Which countries are dissatisfied with Great Britain?

Does the UK belong to Europe?

According to the current schedule, the UK will leave the European Union on March 29, 2019. The British Parliament is more divided than ever. As of July 2018, 19 members of the government have resigned. In order to avoid a defeat of her negotiated EU deal in parliament, Prime Minister Theresa May postponed the planned parliamentary vote last December into the new year. In doing so, she survived a vote of no confidence in her own conservative party.

In search of a British-European identity

This conflict over the role in Europe is not new. Since the beginning of European integration, for more than half a century, Great Britain has been searching for its own identity within Europe. When Winston Churchill spoke of his vision of the "United States of Europe" after the end of World War II in 1946, he was not speaking for himself and his country, but of a Europe without Great Britain. Great Britain should only play a supporting role - as a "friend and promoter of the new Europe". In 1973 Great Britain finally joined the European Communities.

The accession was mainly economically motivated, it was about becoming part of the internal market. Two years later, citizens were allowed to decide again on the European membership of Great Britain in a first referendum, a majority of 67 percent voted in 1975 to stay. - different than it should come in 2016. But Britain's membership of the EU has remained controversial over the past 40 years, and society has been divided on this issue. In opinion polls, tight majorities alternated for and against again and again.

Brexit blog

Nina Locher is the author of the Heinrich Böll Foundation's Brexit blog and writes about current developments in Great Britain.

She is currently completing a Master of Public Administration at the London School of Economics and Political Science (LSE). From 2016 to 2018 she was responsible for projects on Turkey and Greece as well as on the European energy transition at the Berlin headquarters of the Heinrich Böll Foundation.

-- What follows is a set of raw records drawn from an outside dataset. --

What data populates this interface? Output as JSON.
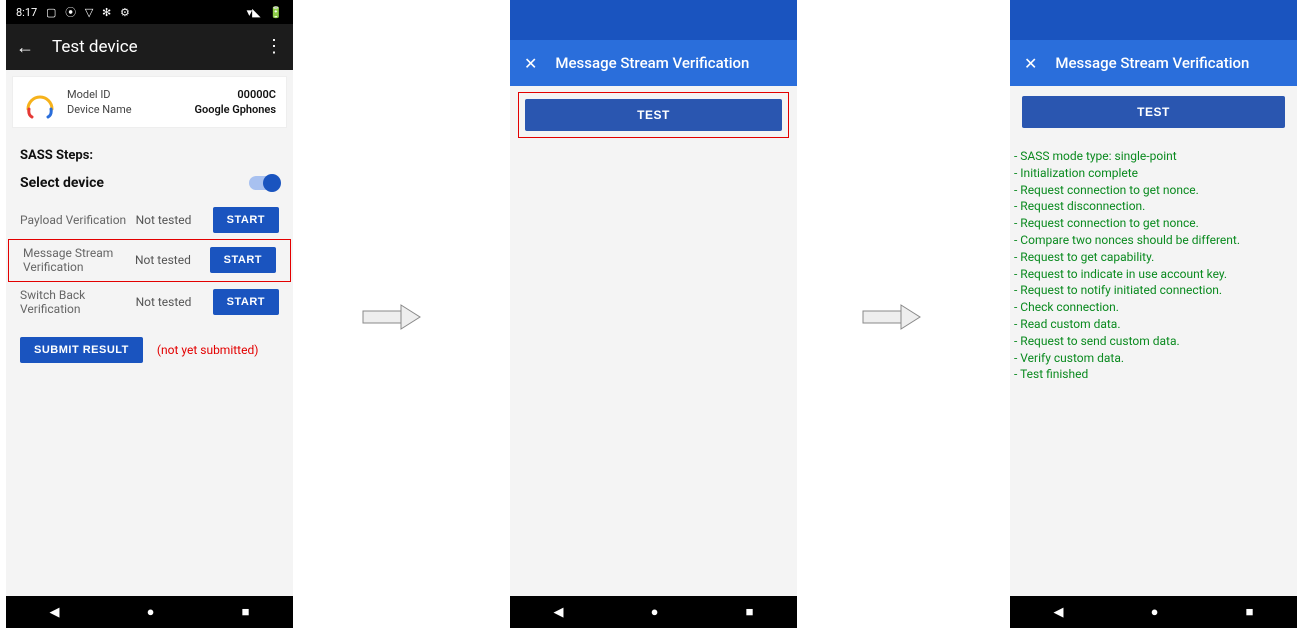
{
  "phone1": {
    "status": {
      "time": "8:17",
      "left_icons": [
        "▢",
        "⦿",
        "▽",
        "✻",
        "⚙"
      ],
      "right_icons": [
        "▾◣",
        "🔋"
      ]
    },
    "appbar": {
      "title": "Test device"
    },
    "card": {
      "model_label": "Model ID",
      "model_value": "00000C",
      "device_label": "Device Name",
      "device_value": "Google Gphones"
    },
    "sass_label": "SASS Steps:",
    "select_label": "Select device",
    "steps": [
      {
        "name": "Payload Verification",
        "status": "Not tested",
        "btn": "START"
      },
      {
        "name": "Message Stream Verification",
        "status": "Not tested",
        "btn": "START"
      },
      {
        "name": "Switch Back Verification",
        "status": "Not tested",
        "btn": "START"
      }
    ],
    "submit_label": "SUBMIT RESULT",
    "submit_note": "(not yet submitted)"
  },
  "phone2": {
    "title": "Message Stream Verification",
    "test_btn": "TEST"
  },
  "phone3": {
    "title": "Message Stream Verification",
    "test_btn": "TEST",
    "log": [
      "SASS mode type: single-point",
      "Initialization complete",
      "Request connection to get nonce.",
      "Request disconnection.",
      "Request connection to get nonce.",
      "Compare two nonces should be different.",
      "Request to get capability.",
      "Request to indicate in use account key.",
      "Request to notify initiated connection.",
      "Check connection.",
      "Read custom data.",
      "Request to send custom data.",
      "Verify custom data.",
      "Test finished"
    ]
  },
  "nav_glyphs": {
    "back": "◀",
    "home": "●",
    "recent": "■"
  }
}
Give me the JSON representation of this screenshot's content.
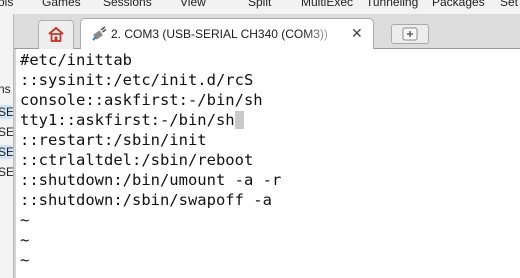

In the Brexit blog, she addresses current developments in Great Britain as well as overarching topics such as gender and LGBTQ +, Bregret and the Brexit generation.

Continent Europe

The fundamental question is whether Great Britain is part of Europe at all. The very use of the word is telling. For example, my British roommate in London told me he was going “to Europe” over the weekend to visit a friend in Paris. Although he clearly identifies himself as a European, for him Europe is synonymous with the “continent” - and Great Britain is not part of this European continent.

Margaret Thatcher accordingly secured Great Britain a special role within the European Communities in 1979, which essentially reduced membership to the internal market. Thatcher's neo-liberal reforms and their dismantling of the British welfare state led to increasing social and economic inequality. The resulting dissatisfaction was expressed, among other things, in the voting behavior of many citizens who voted for Brexit.

The Brexit vote calls for more identity with Europe

But how do the British view Europe since the decision for Brexit? The referendum has resulted in many citizens grappling with European values ​​and privileges that they previously took for granted and thus developed a more conscious attitude.

Niccolò Milanese, chairman of the European network European Alternatives, believes that the younger generation in particular, who have largely voted to remain in the Union, have recognized their own closeness to Europe. The decision in favor of Brexit has meant that people are actively seeking a greater understanding of the EU and also a second referendum. It motivated us to discuss and argue about the EU and to position ourselves politically. For the British, this is a big step towards Europe.